”I haven’t gone overseas that much,” Johnson said. ”It fits in my schedule. It’s a good opportunity, and I want to do more of it. I don’t want to be labeled as the guy who won’t leave the country. For one, it’s inaccurate.”
Johnson has had plenty of chances, especially after his 2007 win at the Masters. His son was 3 months old when he won his first major, and he had another son in the summer of 2010 and a third child last November. The time to travel was at the end of the year when he was tired and wanted to be with his family.

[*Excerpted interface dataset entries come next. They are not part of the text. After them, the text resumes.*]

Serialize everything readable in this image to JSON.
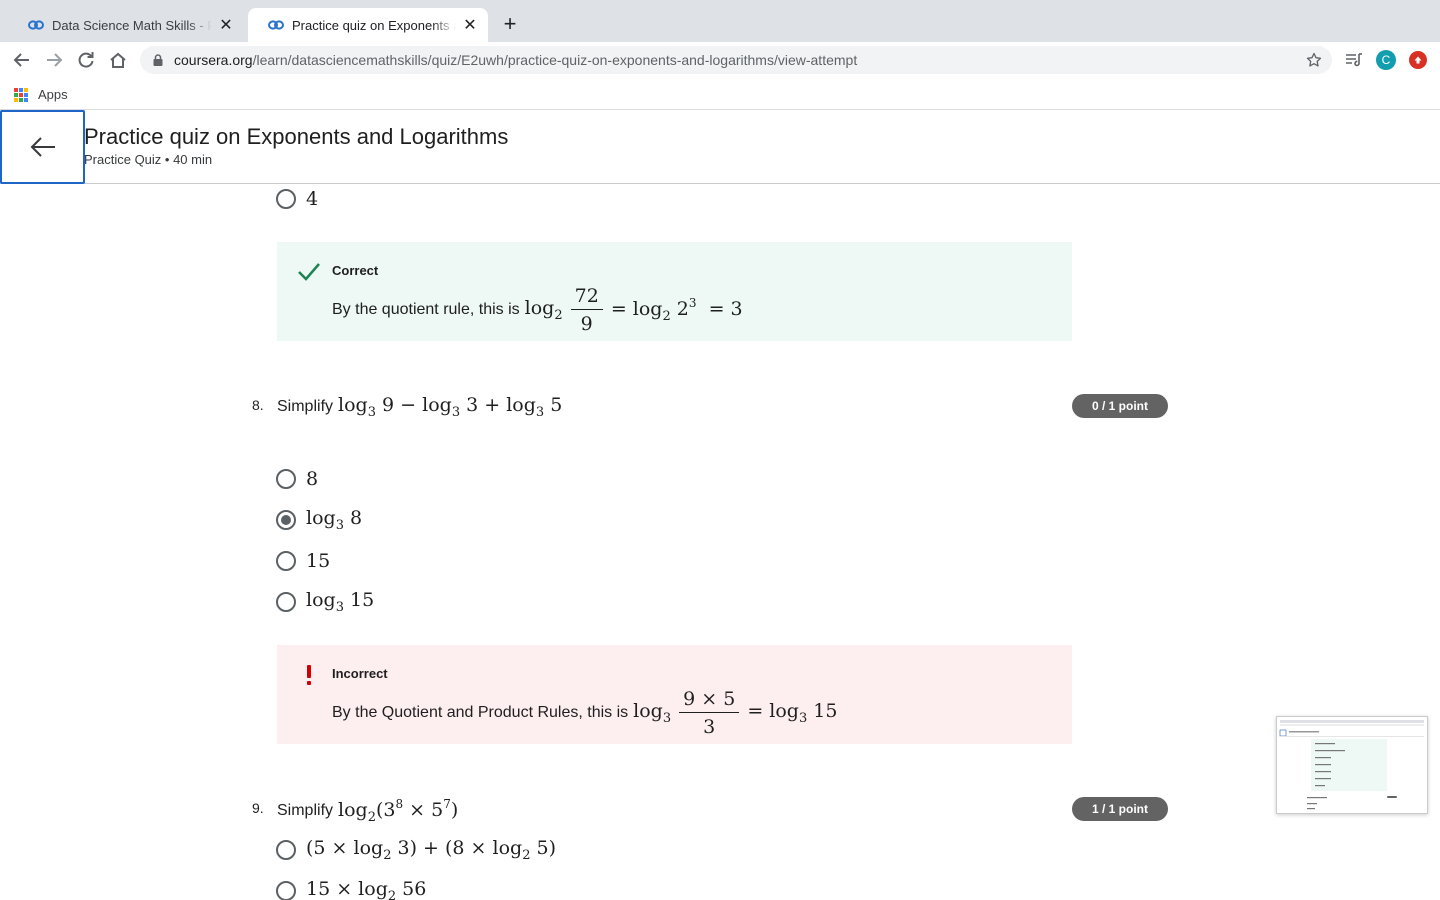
{
  "browser": {
    "tabs": [
      {
        "title": "Data Science Math Skills - Fundamentals",
        "active": false
      },
      {
        "title": "Practice quiz on Exponents and Logarithms",
        "active": true
      }
    ],
    "url_host": "coursera.org",
    "url_path": "/learn/datasciencemathskills/quiz/E2uwh/practice-quiz-on-exponents-and-logarithms/view-attempt",
    "bookmark_apps": "Apps",
    "profile_initial": "C"
  },
  "quiz": {
    "title": "Practice quiz on Exponents and Logarithms",
    "subtitle": "Practice Quiz • 40 min"
  },
  "prev_question": {
    "last_option": "4",
    "feedback": {
      "status": "Correct",
      "lead": "By the quotient rule, this is",
      "log": "log",
      "log_base": "2",
      "frac_num": "72",
      "frac_den": "9",
      "rest1": "= log",
      "rest1_base": "2",
      "rest2": "2",
      "rest2_exp": "3",
      "rest3": "= 3"
    }
  },
  "q8": {
    "number": "8.",
    "prompt": "Simplify",
    "expr": {
      "log": "log",
      "base": "3"
    },
    "expr_parts": [
      "9 − ",
      "3 + ",
      "5"
    ],
    "score": "0 / 1 point",
    "options": [
      {
        "text": "8",
        "selected": false
      },
      {
        "log": "log",
        "base": "3",
        "text": "8",
        "selected": true
      },
      {
        "text": "15",
        "selected": false
      },
      {
        "log": "log",
        "base": "3",
        "text": "15",
        "selected": false
      }
    ],
    "feedback": {
      "status": "Incorrect",
      "lead": "By the Quotient and Product Rules, this is",
      "log": "log",
      "log_base": "3",
      "frac_num": "9 × 5",
      "frac_den": "3",
      "rest": "= log",
      "rest_base": "3",
      "rest_val": "15"
    }
  },
  "q9": {
    "number": "9.",
    "prompt": "Simplify",
    "log": "log",
    "base": "2",
    "e1": "3",
    "e1_exp": "8",
    "e2": "5",
    "e2_exp": "7",
    "score": "1 / 1 point",
    "options": [
      {
        "a": "(5 × log",
        "a_base": "2",
        "a_rest": " 3) + (8 × log",
        "b_base": "2",
        "b_rest": " 5)"
      },
      {
        "a": "15 × log",
        "a_base": "2",
        "a_rest": " 56"
      }
    ]
  },
  "colors": {
    "correct_bg": "#eef8f4",
    "incorrect_bg": "#fdeef0",
    "correct_icon": "#1f8354",
    "incorrect_icon": "#d30001",
    "accent": "#1f65c8",
    "pill": "#636363"
  }
}
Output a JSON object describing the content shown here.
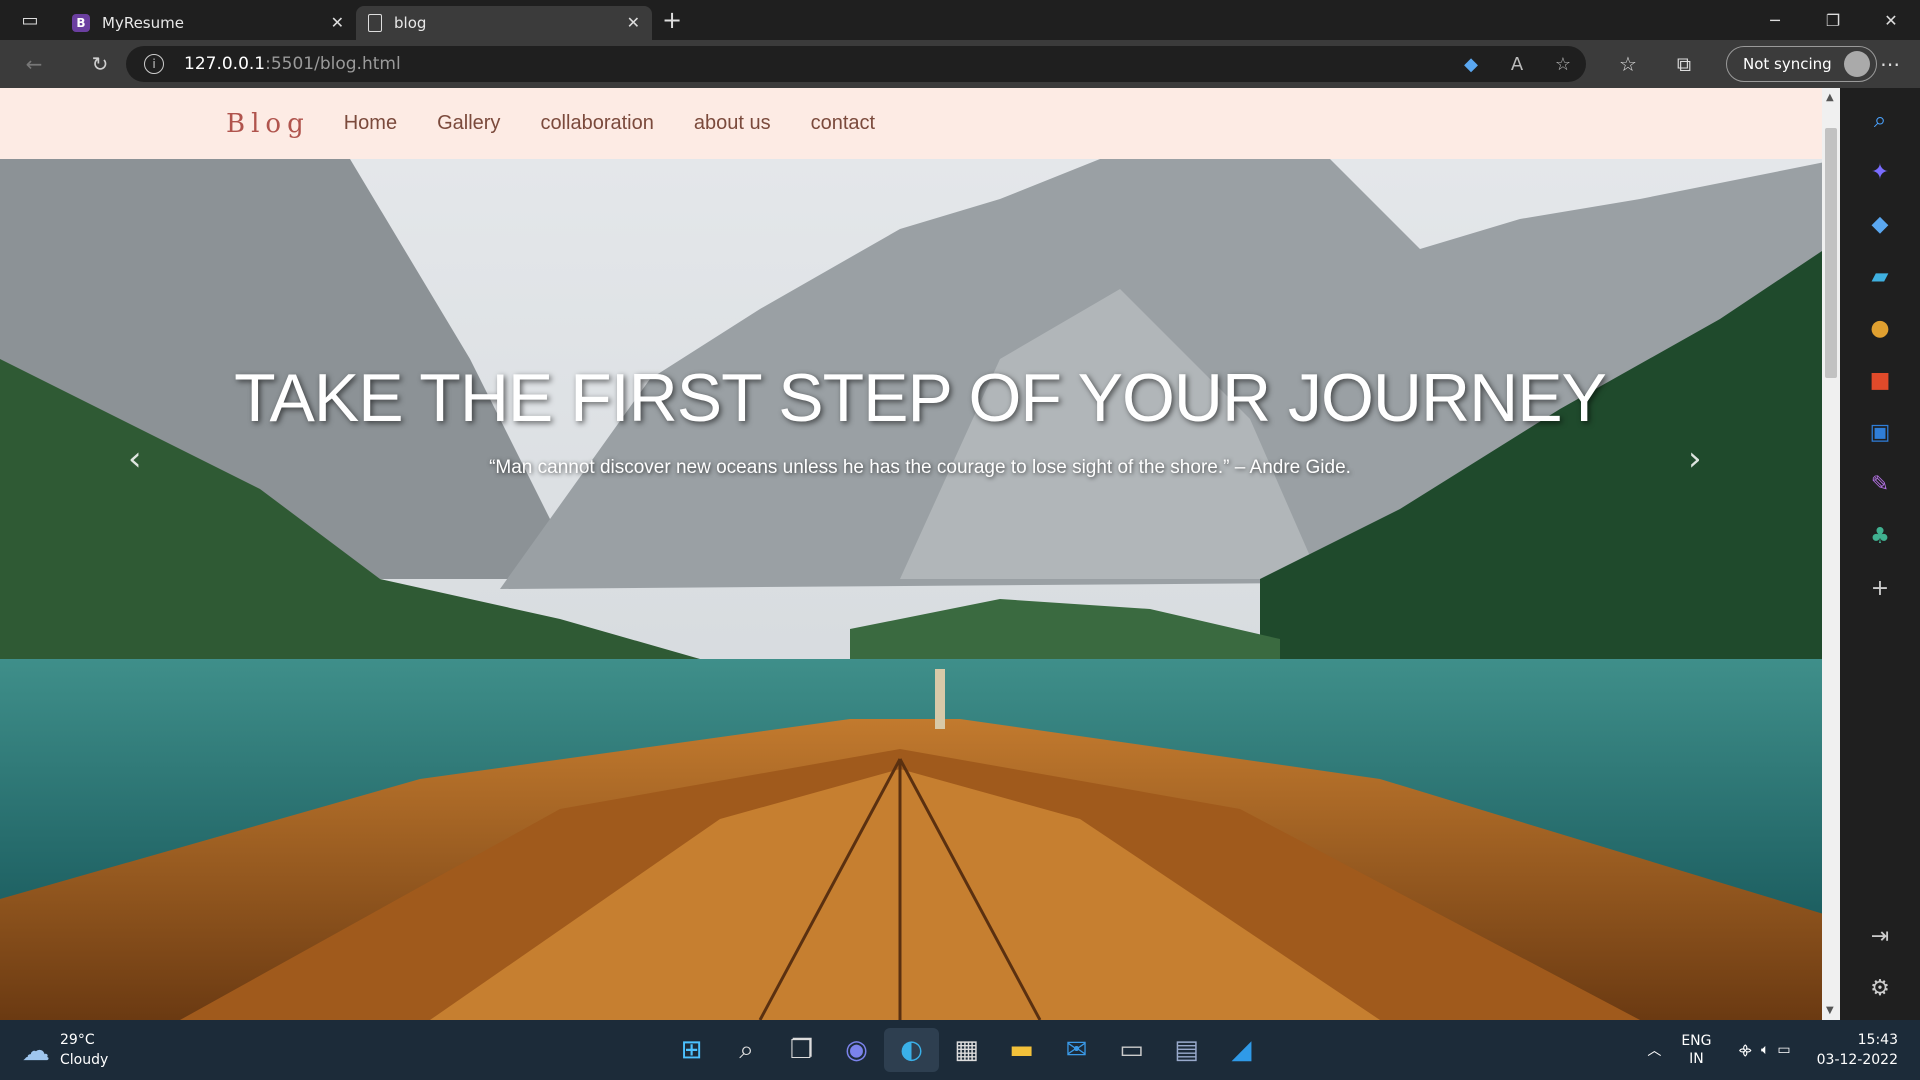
{
  "browser": {
    "tabs": [
      {
        "title": "MyResume",
        "favicon": "B",
        "active": false
      },
      {
        "title": "blog",
        "active": true
      }
    ],
    "address": {
      "host": "127.0.0.1",
      "path": ":5501/blog.html"
    },
    "sync_label": "Not syncing"
  },
  "page": {
    "brand": "Blog",
    "nav": [
      "Home",
      "Gallery",
      "collaboration",
      "about us",
      "contact"
    ],
    "hero": {
      "title": "TAKE THE FIRST STEP OF YOUR JOURNEY",
      "quote": "“Man cannot discover new oceans unless he has the courage to lose sight of the shore.” – Andre Gide."
    }
  },
  "taskbar": {
    "weather": {
      "temp": "29°C",
      "condition": "Cloudy"
    },
    "lang": {
      "line1": "ENG",
      "line2": "IN"
    },
    "clock": {
      "time": "15:43",
      "date": "03-12-2022"
    }
  }
}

”It’s never really meshed with my schedule,” he said. ”I’m taking Charlotte (Quail Hollow) off for the first time, so I’ll go to Korea.”
Johnson said the one European Tour event he has always wanted to play is the BMW PGA Championship at Wentworth.
”But it’s the same week as Colonial, and I can’t not play there,” he said.
Johnson is defending this year at Colonial, a tournament he has won twice.
Padraig Harrington has been wearing glasses for the last month, and now he’s wearing them on the golf course. The most peculiar part of this look is that the three-time major champion technically doesn’t even need glasses.
”I’ve got 20/20 vision without glasses,” he said. ”But I have struggled for a number of years with reading the greens. What I see and what it is are not the same thing.”
Harrington’s eyes are too dry to wear contact lenses, so he has opted for eye glasses. He was on his fifth pair at Doral, and he’s getting closer to the right frame.
The trouble for Harrington is that he grew up with a slight right-to-left bias with how he reads. After a number of laser surgeries, his bias is now left-to-right.
”I’ll wear them all the time to relax my eyes,” Harrington said. ”Your eyes change as you get older, and certainly mine have. This is better to read the greens. Because if you can’t read the greens, it leads to indecision. And indecision leads to bad putting.”
• The women’s world ranking, which began in 2006, now has added players from the Ladies European Tour Access Series and the China LPGA Tour into its list. The addition will create more opportunities for golfers around the world to qualify for the Olympics in 2016.
• James Dodson was won the USGA’s Herbert Warren Wind Book Award for ”American Triumvirate: Sam Snead, Byron Nelson, Ben Hogan and the Modern Age of Golf.” Dodson also won the award in 2004 for a book on Hogan.
• Brian Gay is the only player to compete in every Tampa Bay Championship since the tournament began in 2000. His best finish is a tie for fourth in 2007.